Task brief:
Your copy of the entries must be exact, and it must not include the pictures.

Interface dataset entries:

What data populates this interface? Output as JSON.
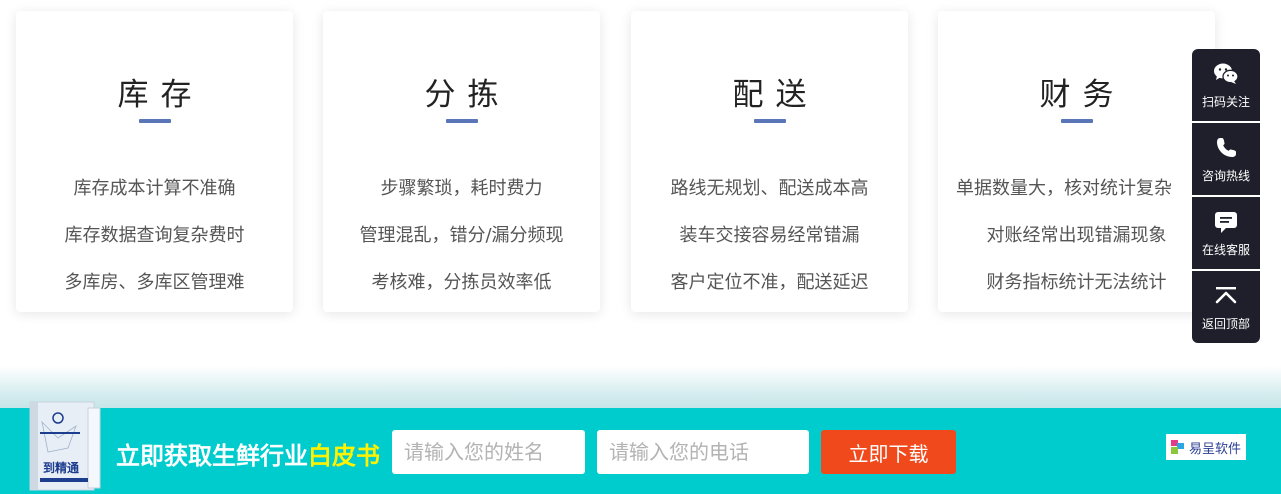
{
  "cards": [
    {
      "title": "库存",
      "lines": [
        "库存成本计算不准确",
        "库存数据查询复杂费时",
        "多库房、多库区管理难"
      ]
    },
    {
      "title": "分拣",
      "lines": [
        "步骤繁琐，耗时费力",
        "管理混乱，错分/漏分频现",
        "考核难，分拣员效率低"
      ]
    },
    {
      "title": "配送",
      "lines": [
        "路线无规划、配送成本高",
        "装车交接容易经常错漏",
        "客户定位不准，配送延迟"
      ]
    },
    {
      "title": "财务",
      "lines": [
        "单据数量大，核对统计复杂",
        "对账经常出现错漏现象",
        "财务指标统计无法统计"
      ]
    }
  ],
  "side_toolbar": {
    "items": [
      {
        "label": "扫码关注",
        "icon": "wechat-icon"
      },
      {
        "label": "咨询热线",
        "icon": "phone-icon"
      },
      {
        "label": "在线客服",
        "icon": "chat-icon"
      },
      {
        "label": "返回顶部",
        "icon": "back-to-top-icon"
      }
    ]
  },
  "banner": {
    "headline_prefix": "立即获取生鲜行业",
    "headline_highlight": "白皮书",
    "name_placeholder": "请输入您的姓名",
    "phone_placeholder": "请输入您的电话",
    "download_label": "立即下载",
    "book_title": "到精通",
    "logo_text": "易呈软件"
  },
  "colors": {
    "accent_bar": "#5a76b8",
    "toolbar_bg": "#1e1f2a",
    "banner_bg": "#00cccd",
    "highlight": "#fff200",
    "button_bg": "#f04a1c"
  }
}
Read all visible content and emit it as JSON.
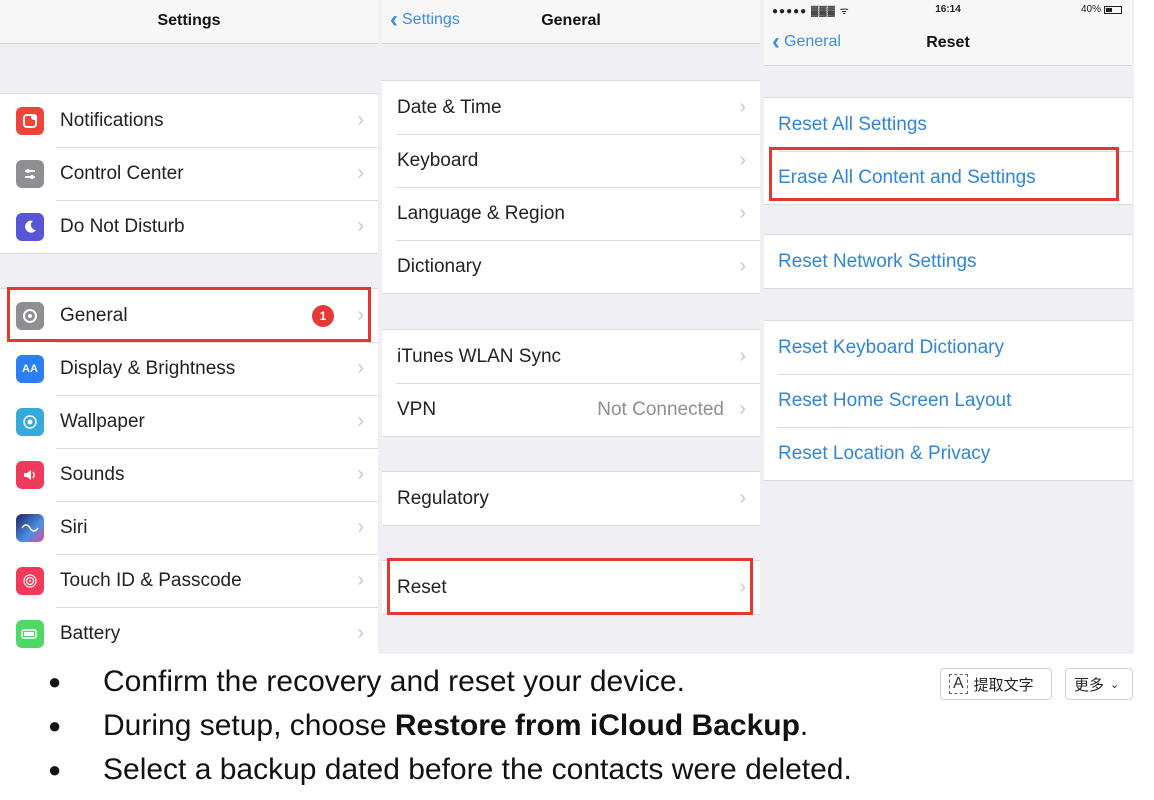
{
  "panel_settings": {
    "title": "Settings",
    "group1": [
      {
        "label": "Notifications",
        "icon": "notifications-icon",
        "color": "#f0443a"
      },
      {
        "label": "Control Center",
        "icon": "control-center-icon",
        "color": "#8e8e93"
      },
      {
        "label": "Do Not Disturb",
        "icon": "moon-icon",
        "color": "#5856d6"
      }
    ],
    "group2": [
      {
        "label": "General",
        "icon": "gear-icon",
        "color": "#8e8e93",
        "badge": "1"
      },
      {
        "label": "Display & Brightness",
        "icon": "display-icon",
        "color": "#2b7ff5"
      },
      {
        "label": "Wallpaper",
        "icon": "wallpaper-icon",
        "color": "#36aadc"
      },
      {
        "label": "Sounds",
        "icon": "sounds-icon",
        "color": "#f03a5a"
      },
      {
        "label": "Siri",
        "icon": "siri-icon",
        "color": "#3a3a8c"
      },
      {
        "label": "Touch ID & Passcode",
        "icon": "fingerprint-icon",
        "color": "#f03a5a"
      },
      {
        "label": "Battery",
        "icon": "battery-icon",
        "color": "#4cd964"
      }
    ]
  },
  "panel_general": {
    "back": "Settings",
    "title": "General",
    "group1": [
      "Date & Time",
      "Keyboard",
      "Language & Region",
      "Dictionary"
    ],
    "group2": [
      {
        "label": "iTunes WLAN Sync"
      },
      {
        "label": "VPN",
        "detail": "Not Connected"
      }
    ],
    "group3": [
      "Regulatory"
    ],
    "group4": [
      "Reset"
    ]
  },
  "panel_reset": {
    "status_time": "16:14",
    "status_battery": "40%",
    "back": "General",
    "title": "Reset",
    "items": [
      "Reset All Settings",
      "Erase All Content and Settings",
      "Reset Network Settings",
      "Reset Keyboard Dictionary",
      "Reset Home Screen Layout",
      "Reset Location & Privacy"
    ]
  },
  "steps": [
    {
      "text": "Confirm the recovery and reset your device."
    },
    {
      "pre": "During setup, choose ",
      "bold": "Restore from iCloud Backup",
      "post": "."
    },
    {
      "text": "Select a backup dated before the contacts were deleted."
    }
  ],
  "toolbar": {
    "ocr_label": "提取文字",
    "more_label": "更多"
  },
  "colors": {
    "highlight": "#e4382f",
    "link_blue": "#2f86d9",
    "badge_red": "#e53935"
  }
}
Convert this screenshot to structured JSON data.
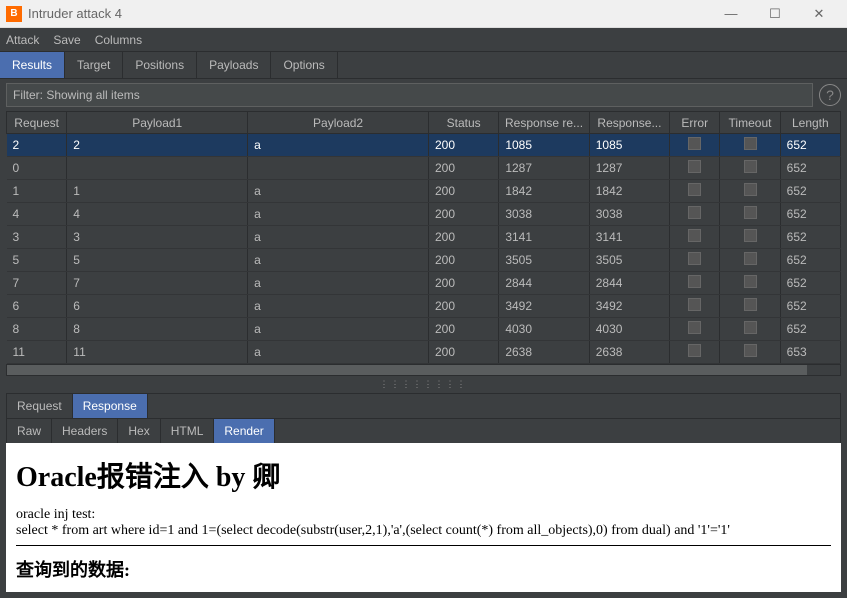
{
  "window": {
    "title": "Intruder attack 4",
    "logo_letter": "B"
  },
  "menu": {
    "attack": "Attack",
    "save": "Save",
    "columns": "Columns"
  },
  "main_tabs": {
    "results": "Results",
    "target": "Target",
    "positions": "Positions",
    "payloads": "Payloads",
    "options": "Options"
  },
  "filter": {
    "text": "Filter: Showing all items",
    "help": "?"
  },
  "columns": {
    "request": "Request",
    "payload1": "Payload1",
    "payload2": "Payload2",
    "status": "Status",
    "response_re": "Response re...",
    "response": "Response...",
    "error": "Error",
    "timeout": "Timeout",
    "length": "Length"
  },
  "rows": [
    {
      "req": "2",
      "p1": "2",
      "p2": "a",
      "status": "200",
      "r1": "1085",
      "r2": "1085",
      "len": "652",
      "selected": true
    },
    {
      "req": "0",
      "p1": "",
      "p2": "",
      "status": "200",
      "r1": "1287",
      "r2": "1287",
      "len": "652",
      "selected": false
    },
    {
      "req": "1",
      "p1": "1",
      "p2": "a",
      "status": "200",
      "r1": "1842",
      "r2": "1842",
      "len": "652",
      "selected": false
    },
    {
      "req": "4",
      "p1": "4",
      "p2": "a",
      "status": "200",
      "r1": "3038",
      "r2": "3038",
      "len": "652",
      "selected": false
    },
    {
      "req": "3",
      "p1": "3",
      "p2": "a",
      "status": "200",
      "r1": "3141",
      "r2": "3141",
      "len": "652",
      "selected": false
    },
    {
      "req": "5",
      "p1": "5",
      "p2": "a",
      "status": "200",
      "r1": "3505",
      "r2": "3505",
      "len": "652",
      "selected": false
    },
    {
      "req": "7",
      "p1": "7",
      "p2": "a",
      "status": "200",
      "r1": "2844",
      "r2": "2844",
      "len": "652",
      "selected": false
    },
    {
      "req": "6",
      "p1": "6",
      "p2": "a",
      "status": "200",
      "r1": "3492",
      "r2": "3492",
      "len": "652",
      "selected": false
    },
    {
      "req": "8",
      "p1": "8",
      "p2": "a",
      "status": "200",
      "r1": "4030",
      "r2": "4030",
      "len": "652",
      "selected": false
    },
    {
      "req": "11",
      "p1": "11",
      "p2": "a",
      "status": "200",
      "r1": "2638",
      "r2": "2638",
      "len": "653",
      "selected": false
    }
  ],
  "rr_tabs": {
    "request": "Request",
    "response": "Response"
  },
  "view_tabs": {
    "raw": "Raw",
    "headers": "Headers",
    "hex": "Hex",
    "html": "HTML",
    "render": "Render"
  },
  "render": {
    "heading": "Oracle报错注入 by 卿",
    "line1": "oracle inj test:",
    "line2": "select * from art where id=1 and 1=(select decode(substr(user,2,1),'a',(select count(*) from all_objects),0) from dual) and '1'='1'",
    "heading2": "查询到的数据:"
  }
}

The completed task:
What data populates this interface? Output as JSON.
{
  "cards": [
    {
      "title": "库存",
      "lines": [
        "库存成本计算不准确",
        "库存数据查询复杂费时",
        "多库房、多库区管理难"
      ]
    },
    {
      "title": "分拣",
      "lines": [
        "步骤繁琐，耗时费力",
        "管理混乱，错分/漏分频现",
        "考核难，分拣员效率低"
      ]
    },
    {
      "title": "配送",
      "lines": [
        "路线无规划、配送成本高",
        "装车交接容易经常错漏",
        "客户定位不准，配送延迟"
      ]
    },
    {
      "title": "财务",
      "lines": [
        "单据数量大，核对统计复杂",
        "对账经常出现错漏现象",
        "财务指标统计无法统计"
      ]
    }
  ],
  "side_toolbar": {
    "items": [
      {
        "label": "扫码关注",
        "icon": "wechat-icon"
      },
      {
        "label": "咨询热线",
        "icon": "phone-icon"
      },
      {
        "label": "在线客服",
        "icon": "chat-icon"
      },
      {
        "label": "返回顶部",
        "icon": "back-to-top-icon"
      }
    ]
  },
  "banner": {
    "headline_prefix": "立即获取生鲜行业",
    "headline_highlight": "白皮书",
    "name_placeholder": "请输入您的姓名",
    "phone_placeholder": "请输入您的电话",
    "download_label": "立即下载",
    "book_title": "到精通",
    "logo_text": "易呈软件"
  },
  "colors": {
    "accent_bar": "#5a76b8",
    "toolbar_bg": "#1e1f2a",
    "banner_bg": "#00cccd",
    "highlight": "#fff200",
    "button_bg": "#f04a1c"
  }
}
Read all visible content and emit it as JSON.
{
  "panel_settings": {
    "title": "Settings",
    "group1": [
      {
        "label": "Notifications",
        "icon": "notifications-icon",
        "color": "#f0443a"
      },
      {
        "label": "Control Center",
        "icon": "control-center-icon",
        "color": "#8e8e93"
      },
      {
        "label": "Do Not Disturb",
        "icon": "moon-icon",
        "color": "#5856d6"
      }
    ],
    "group2": [
      {
        "label": "General",
        "icon": "gear-icon",
        "color": "#8e8e93",
        "badge": "1"
      },
      {
        "label": "Display & Brightness",
        "icon": "display-icon",
        "color": "#2b7ff5"
      },
      {
        "label": "Wallpaper",
        "icon": "wallpaper-icon",
        "color": "#36aadc"
      },
      {
        "label": "Sounds",
        "icon": "sounds-icon",
        "color": "#f03a5a"
      },
      {
        "label": "Siri",
        "icon": "siri-icon",
        "color": "#3a3a8c"
      },
      {
        "label": "Touch ID & Passcode",
        "icon": "fingerprint-icon",
        "color": "#f03a5a"
      },
      {
        "label": "Battery",
        "icon": "battery-icon",
        "color": "#4cd964"
      }
    ]
  },
  "panel_general": {
    "back": "Settings",
    "title": "General",
    "group1": [
      "Date & Time",
      "Keyboard",
      "Language & Region",
      "Dictionary"
    ],
    "group2": [
      {
        "label": "iTunes WLAN Sync"
      },
      {
        "label": "VPN",
        "detail": "Not Connected"
      }
    ],
    "group3": [
      "Regulatory"
    ],
    "group4": [
      "Reset"
    ]
  },
  "panel_reset": {
    "status_time": "16:14",
    "status_battery": "40%",
    "back": "General",
    "title": "Reset",
    "items": [
      "Reset All Settings",
      "Erase All Content and Settings",
      "Reset Network Settings",
      "Reset Keyboard Dictionary",
      "Reset Home Screen Layout",
      "Reset Location & Privacy"
    ]
  },
  "steps": [
    {
      "text": "Confirm the recovery and reset your device."
    },
    {
      "pre": "During setup, choose ",
      "bold": "Restore from iCloud Backup",
      "post": "."
    },
    {
      "text": "Select a backup dated before the contacts were deleted."
    }
  ],
  "toolbar": {
    "ocr_label": "提取文字",
    "more_label": "更多"
  },
  "colors": {
    "highlight": "#e4382f",
    "link_blue": "#2f86d9",
    "badge_red": "#e53935"
  }
}
Convert this screenshot to structured JSON data.
{
  "window": {
    "title": "Intruder attack 4",
    "logo_letter": "B"
  },
  "menu": {
    "attack": "Attack",
    "save": "Save",
    "columns": "Columns"
  },
  "main_tabs": {
    "results": "Results",
    "target": "Target",
    "positions": "Positions",
    "payloads": "Payloads",
    "options": "Options"
  },
  "filter": {
    "text": "Filter: Showing all items",
    "help": "?"
  },
  "columns": {
    "request": "Request",
    "payload1": "Payload1",
    "payload2": "Payload2",
    "status": "Status",
    "response_re": "Response re...",
    "response": "Response...",
    "error": "Error",
    "timeout": "Timeout",
    "length": "Length"
  },
  "rows": [
    {
      "req": "2",
      "p1": "2",
      "p2": "a",
      "status": "200",
      "r1": "1085",
      "r2": "1085",
      "len": "652",
      "selected": true
    },
    {
      "req": "0",
      "p1": "",
      "p2": "",
      "status": "200",
      "r1": "1287",
      "r2": "1287",
      "len": "652",
      "selected": false
    },
    {
      "req": "1",
      "p1": "1",
      "p2": "a",
      "status": "200",
      "r1": "1842",
      "r2": "1842",
      "len": "652",
      "selected": false
    },
    {
      "req": "4",
      "p1": "4",
      "p2": "a",
      "status": "200",
      "r1": "3038",
      "r2": "3038",
      "len": "652",
      "selected": false
    },
    {
      "req": "3",
      "p1": "3",
      "p2": "a",
      "status": "200",
      "r1": "3141",
      "r2": "3141",
      "len": "652",
      "selected": false
    },
    {
      "req": "5",
      "p1": "5",
      "p2": "a",
      "status": "200",
      "r1": "3505",
      "r2": "3505",
      "len": "652",
      "selected": false
    },
    {
      "req": "7",
      "p1": "7",
      "p2": "a",
      "status": "200",
      "r1": "2844",
      "r2": "2844",
      "len": "652",
      "selected": false
    },
    {
      "req": "6",
      "p1": "6",
      "p2": "a",
      "status": "200",
      "r1": "3492",
      "r2": "3492",
      "len": "652",
      "selected": false
    },
    {
      "req": "8",
      "p1": "8",
      "p2": "a",
      "status": "200",
      "r1": "4030",
      "r2": "4030",
      "len": "652",
      "selected": false
    },
    {
      "req": "11",
      "p1": "11",
      "p2": "a",
      "status": "200",
      "r1": "2638",
      "r2": "2638",
      "len": "653",
      "selected": false
    }
  ],
  "rr_tabs": {
    "request": "Request",
    "response": "Response"
  },
  "view_tabs": {
    "raw": "Raw",
    "headers": "Headers",
    "hex": "Hex",
    "html": "HTML",
    "render": "Render"
  },
  "render": {
    "heading": "Oracle报错注入 by 卿",
    "line1": "oracle inj test:",
    "line2": "select * from art where id=1 and 1=(select decode(substr(user,2,1),'a',(select count(*) from all_objects),0) from dual) and '1'='1'",
    "heading2": "查询到的数据:"
  }
}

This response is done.